Determine the number of lines in the entries below in which the word "high" appears, and reply with that number only.

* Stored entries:
┄┄┄┄┄┄┄┄┄┄
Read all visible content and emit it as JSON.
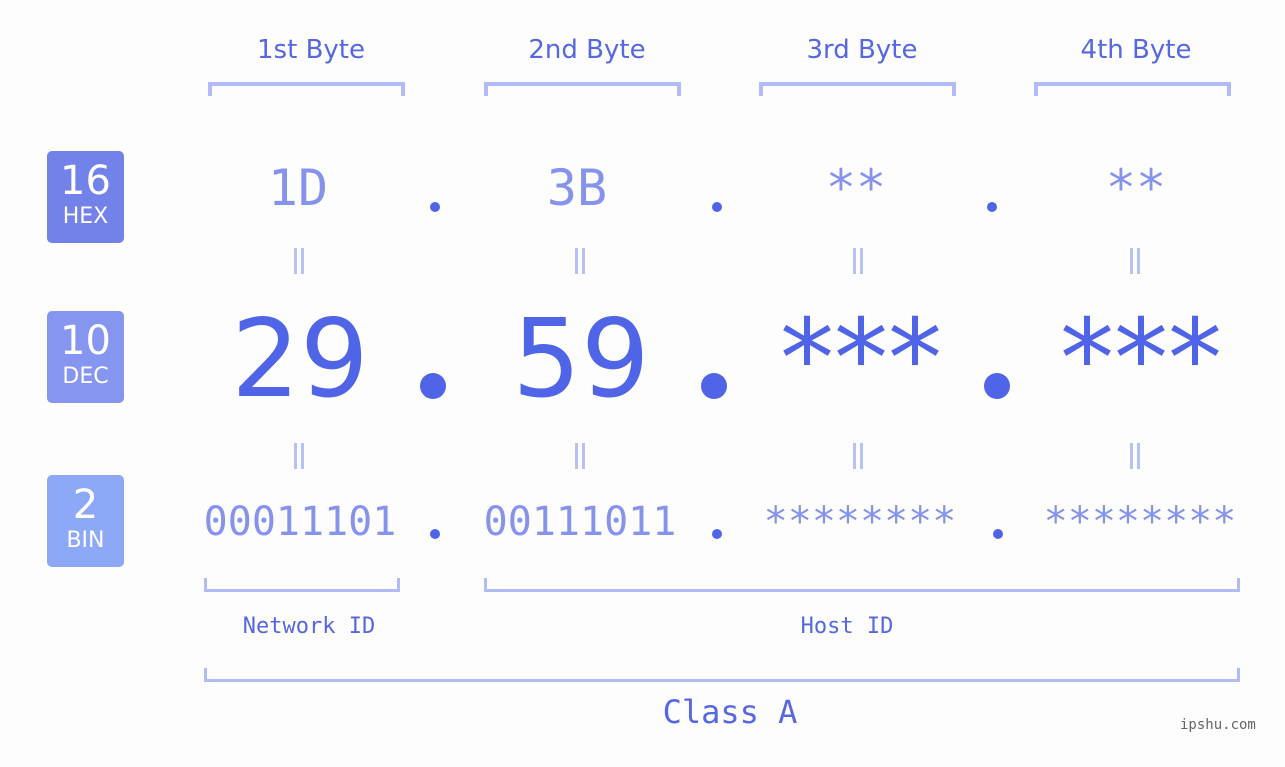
{
  "badges": [
    {
      "num": "16",
      "label": "HEX",
      "color": "#7282e9"
    },
    {
      "num": "10",
      "label": "DEC",
      "color": "#8696f0"
    },
    {
      "num": "2",
      "label": "BIN",
      "color": "#8da8f7"
    }
  ],
  "bytes": [
    {
      "header": "1st Byte",
      "hex": "1D",
      "dec": "29",
      "bin": "00011101"
    },
    {
      "header": "2nd Byte",
      "hex": "3B",
      "dec": "59",
      "bin": "00111011"
    },
    {
      "header": "3rd Byte",
      "hex": "**",
      "dec": "***",
      "bin": "********"
    },
    {
      "header": "4th Byte",
      "hex": "**",
      "dec": "***",
      "bin": "********"
    }
  ],
  "labels": {
    "network": "Network ID",
    "host": "Host ID",
    "class": "Class A"
  },
  "watermark": "ipshu.com",
  "colors": {
    "accent": "#5064e8",
    "light": "#8593ec",
    "bracket": "#b1bcf6"
  }
}
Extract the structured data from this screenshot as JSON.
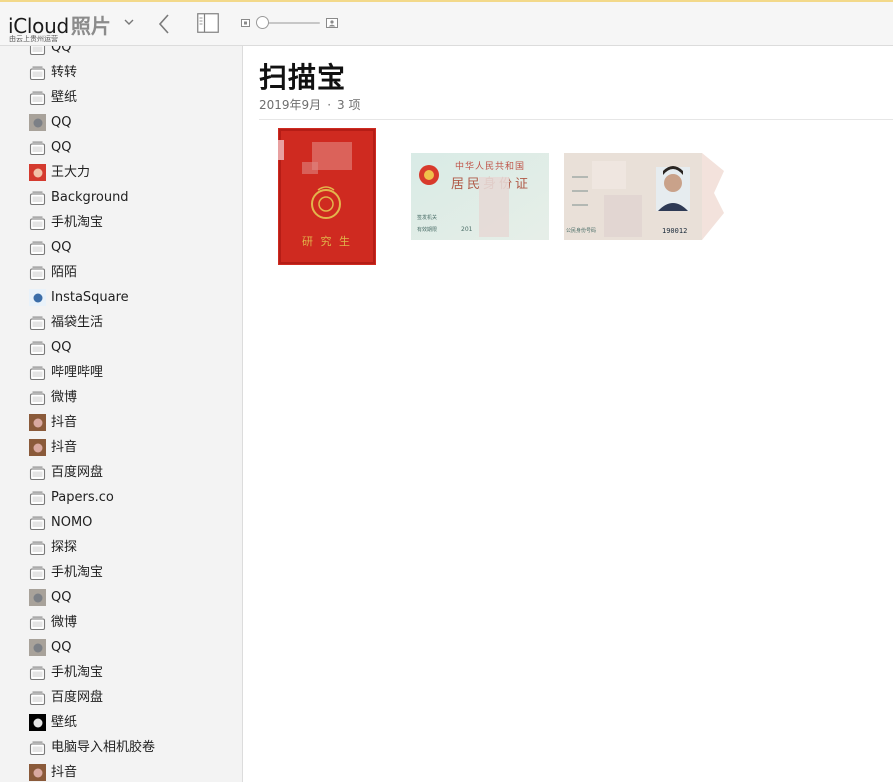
{
  "app": {
    "brand": "iCloud",
    "section": "照片",
    "subtitle": "由云上贵州运营"
  },
  "sidebar": {
    "items": [
      {
        "label": "QQ",
        "icon": "album-icon"
      },
      {
        "label": "转转",
        "icon": "album-icon"
      },
      {
        "label": "壁纸",
        "icon": "album-icon"
      },
      {
        "label": "QQ",
        "icon": "photo-thumbnail-icon"
      },
      {
        "label": "QQ",
        "icon": "album-icon"
      },
      {
        "label": "王大力",
        "icon": "photo-thumbnail-icon"
      },
      {
        "label": "Background",
        "icon": "album-icon"
      },
      {
        "label": "手机淘宝",
        "icon": "album-icon"
      },
      {
        "label": "QQ",
        "icon": "album-icon"
      },
      {
        "label": "陌陌",
        "icon": "album-icon"
      },
      {
        "label": "InstaSquare",
        "icon": "photo-thumbnail-icon"
      },
      {
        "label": "福袋生活",
        "icon": "album-icon"
      },
      {
        "label": "QQ",
        "icon": "album-icon"
      },
      {
        "label": "哔哩哔哩",
        "icon": "album-icon"
      },
      {
        "label": "微博",
        "icon": "album-icon"
      },
      {
        "label": "抖音",
        "icon": "photo-thumbnail-icon"
      },
      {
        "label": "抖音",
        "icon": "photo-thumbnail-icon"
      },
      {
        "label": "百度网盘",
        "icon": "album-icon"
      },
      {
        "label": "Papers.co",
        "icon": "album-icon"
      },
      {
        "label": "NOMO",
        "icon": "album-icon"
      },
      {
        "label": "探探",
        "icon": "album-icon"
      },
      {
        "label": "手机淘宝",
        "icon": "album-icon"
      },
      {
        "label": "QQ",
        "icon": "photo-thumbnail-icon"
      },
      {
        "label": "微博",
        "icon": "album-icon"
      },
      {
        "label": "QQ",
        "icon": "photo-thumbnail-icon"
      },
      {
        "label": "手机淘宝",
        "icon": "album-icon"
      },
      {
        "label": "百度网盘",
        "icon": "album-icon"
      },
      {
        "label": "壁纸",
        "icon": "photo-thumbnail-icon"
      },
      {
        "label": "电脑导入相机胶卷",
        "icon": "album-icon"
      },
      {
        "label": "抖音",
        "icon": "photo-thumbnail-icon"
      }
    ]
  },
  "album": {
    "title": "扫描宝",
    "date": "2019年9月",
    "separator": "·",
    "count": "3 项"
  },
  "photos": [
    {
      "subject": "red-certificate-booklet",
      "cover_text": "研 究 生"
    },
    {
      "subject": "id-card-front",
      "header": "中华人民共和国",
      "title": "居民身份证",
      "field_1": "签发机关",
      "field_2": "有效期限",
      "validity_start": "201"
    },
    {
      "subject": "id-card-back",
      "field_1": "公民身份号码",
      "id_tail": "190012"
    }
  ],
  "colors": {
    "toolbar_bg": "#f6f6f6",
    "sidebar_bg": "#f3f3f3",
    "brand_secondary": "#8b8b8b",
    "booklet_red": "#d0271e",
    "gold": "#e0b44a"
  }
}
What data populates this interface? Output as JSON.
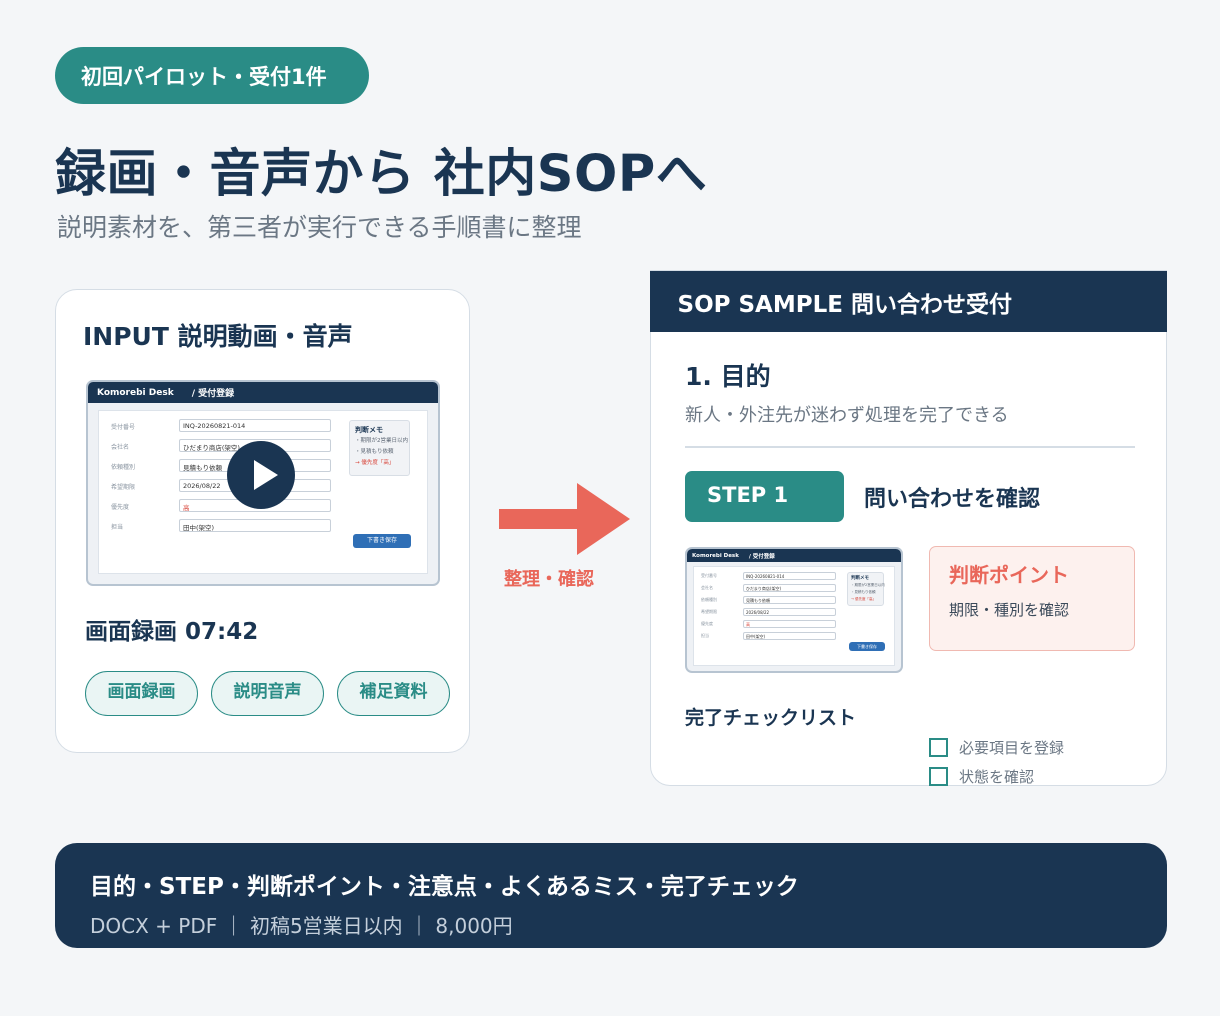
{
  "badge": "初回パイロット・受付1件",
  "headline": "録画・音声から 社内SOPへ",
  "subline": "説明素材を、第三者が実行できる手順書に整理",
  "input": {
    "title": "INPUT  説明動画・音声",
    "duration": "画面録画  07:42",
    "chips": [
      "画面録画",
      "説明音声",
      "補足資料"
    ]
  },
  "app_thumb": {
    "brand": "Komorebi Desk",
    "page": "/ 受付登録",
    "fields": [
      {
        "label": "受付番号",
        "value": "INQ-20260821-014"
      },
      {
        "label": "会社名",
        "value": "ひだまり商店(架空)"
      },
      {
        "label": "依頼種別",
        "value": "見積もり依頼"
      },
      {
        "label": "希望期限",
        "value": "2026/08/22"
      },
      {
        "label": "優先度",
        "value": "高"
      },
      {
        "label": "担当",
        "value": "田中(架空)"
      }
    ],
    "memo_title": "判断メモ",
    "memo_items": [
      "・期限が2営業日以内",
      "・見積もり依頼",
      "→ 優先度「高」"
    ],
    "save_label": "下書き保存"
  },
  "arrow_label": "整理・確認",
  "sop": {
    "header": "SOP SAMPLE  問い合わせ受付",
    "section": "1. 目的",
    "purpose": "新人・外注先が迷わず処理を完了できる",
    "step_label": "STEP 1",
    "step_title": "問い合わせを確認",
    "judgment_title": "判断ポイント",
    "judgment_text": "期限・種別を確認",
    "checklist_title": "完了チェックリスト",
    "checklist": [
      "必要項目を登録",
      "状態を確認"
    ]
  },
  "bottom": {
    "main": "目的・STEP・判断ポイント・注意点・よくあるミス・完了チェック",
    "sub": "DOCX + PDF  ｜  初稿5営業日以内  ｜  8,000円"
  },
  "colors": {
    "navy": "#1a3552",
    "teal": "#2a8c86",
    "coral": "#e9675a",
    "background": "#f4f6f8"
  }
}
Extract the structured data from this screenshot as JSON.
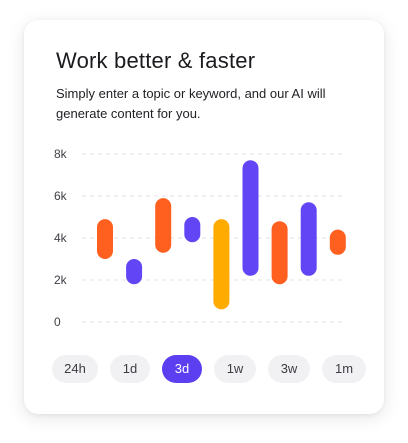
{
  "card": {
    "title": "Work better & faster",
    "subtitle": "Simply enter a topic or keyword, and our AI will generate content for you."
  },
  "filters": {
    "items": [
      "24h",
      "1d",
      "3d",
      "1w",
      "3w",
      "1m"
    ],
    "active": "3d",
    "active_color": "#5b3ff0"
  },
  "colors": {
    "orange": "#ff5f1f",
    "purple": "#6246f5",
    "yellow": "#ffab00"
  },
  "chart_data": {
    "type": "bar",
    "ylim": [
      0,
      8000
    ],
    "yticks": [
      "0",
      "2k",
      "4k",
      "6k",
      "8k"
    ],
    "ranges": [
      {
        "low": 3000,
        "high": 4900,
        "color": "orange"
      },
      {
        "low": 1800,
        "high": 3000,
        "color": "purple"
      },
      {
        "low": 3300,
        "high": 5900,
        "color": "orange"
      },
      {
        "low": 3800,
        "high": 5000,
        "color": "purple"
      },
      {
        "low": 600,
        "high": 4900,
        "color": "yellow"
      },
      {
        "low": 2200,
        "high": 7700,
        "color": "purple"
      },
      {
        "low": 1800,
        "high": 4800,
        "color": "orange"
      },
      {
        "low": 2200,
        "high": 5700,
        "color": "purple"
      },
      {
        "low": 3200,
        "high": 4400,
        "color": "orange"
      }
    ]
  }
}
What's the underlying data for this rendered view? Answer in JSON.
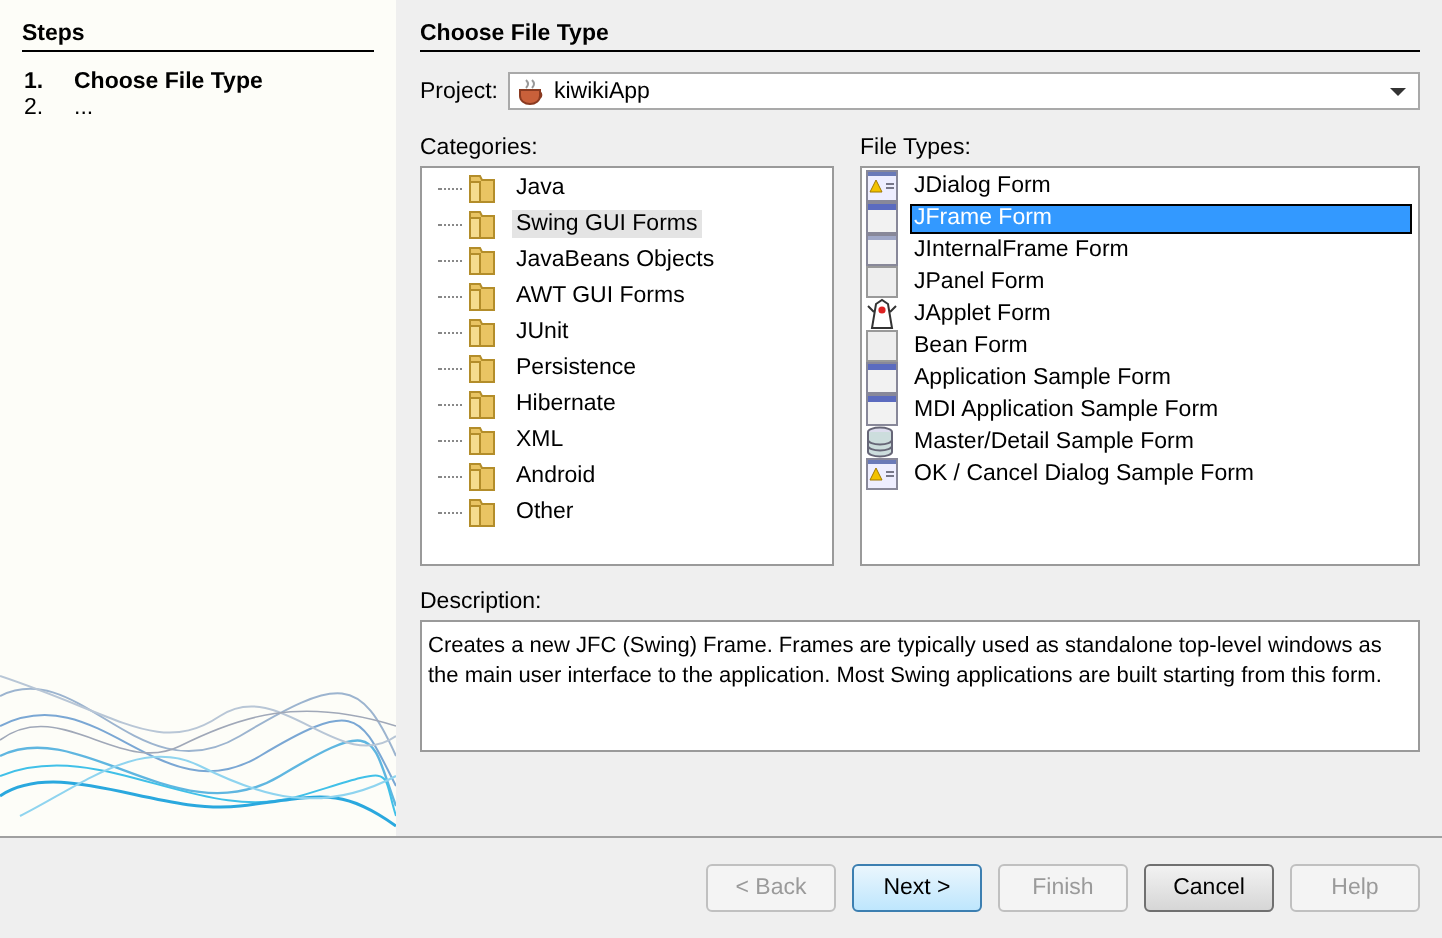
{
  "steps": {
    "title": "Steps",
    "items": [
      {
        "number": "1.",
        "label": "Choose File Type",
        "current": true
      },
      {
        "number": "2.",
        "label": "...",
        "current": false
      }
    ]
  },
  "panel_title": "Choose File Type",
  "project": {
    "label": "Project:",
    "value": "kiwikiApp"
  },
  "categories": {
    "label": "Categories:",
    "items": [
      {
        "label": "Java",
        "selected": false
      },
      {
        "label": "Swing GUI Forms",
        "selected": true
      },
      {
        "label": "JavaBeans Objects",
        "selected": false
      },
      {
        "label": "AWT GUI Forms",
        "selected": false
      },
      {
        "label": "JUnit",
        "selected": false
      },
      {
        "label": "Persistence",
        "selected": false
      },
      {
        "label": "Hibernate",
        "selected": false
      },
      {
        "label": "XML",
        "selected": false
      },
      {
        "label": "Android",
        "selected": false
      },
      {
        "label": "Other",
        "selected": false
      }
    ]
  },
  "file_types": {
    "label": "File Types:",
    "items": [
      {
        "label": "JDialog Form",
        "kind": "dialog",
        "selected": false
      },
      {
        "label": "JFrame Form",
        "kind": "frame",
        "selected": true
      },
      {
        "label": "JInternalFrame Form",
        "kind": "internal",
        "selected": false
      },
      {
        "label": "JPanel Form",
        "kind": "panel",
        "selected": false
      },
      {
        "label": "JApplet Form",
        "kind": "applet",
        "selected": false
      },
      {
        "label": "Bean Form",
        "kind": "panel",
        "selected": false
      },
      {
        "label": "Application Sample Form",
        "kind": "frame",
        "selected": false
      },
      {
        "label": "MDI Application Sample Form",
        "kind": "frame",
        "selected": false
      },
      {
        "label": "Master/Detail Sample Form",
        "kind": "database",
        "selected": false
      },
      {
        "label": "OK / Cancel Dialog Sample Form",
        "kind": "dialog",
        "selected": false
      }
    ]
  },
  "description": {
    "label": "Description:",
    "text": "Creates a new JFC (Swing) Frame. Frames are typically used as standalone top-level windows as the main user interface to the application. Most Swing applications are built starting from this form."
  },
  "buttons": [
    {
      "label": "< Back",
      "disabled": true,
      "default": false
    },
    {
      "label": "Next >",
      "disabled": false,
      "default": true
    },
    {
      "label": "Finish",
      "disabled": true,
      "default": false
    },
    {
      "label": "Cancel",
      "disabled": false,
      "default": false
    },
    {
      "label": "Help",
      "disabled": true,
      "default": false
    }
  ]
}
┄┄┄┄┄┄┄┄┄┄
* SOLVED PROBLEM: 9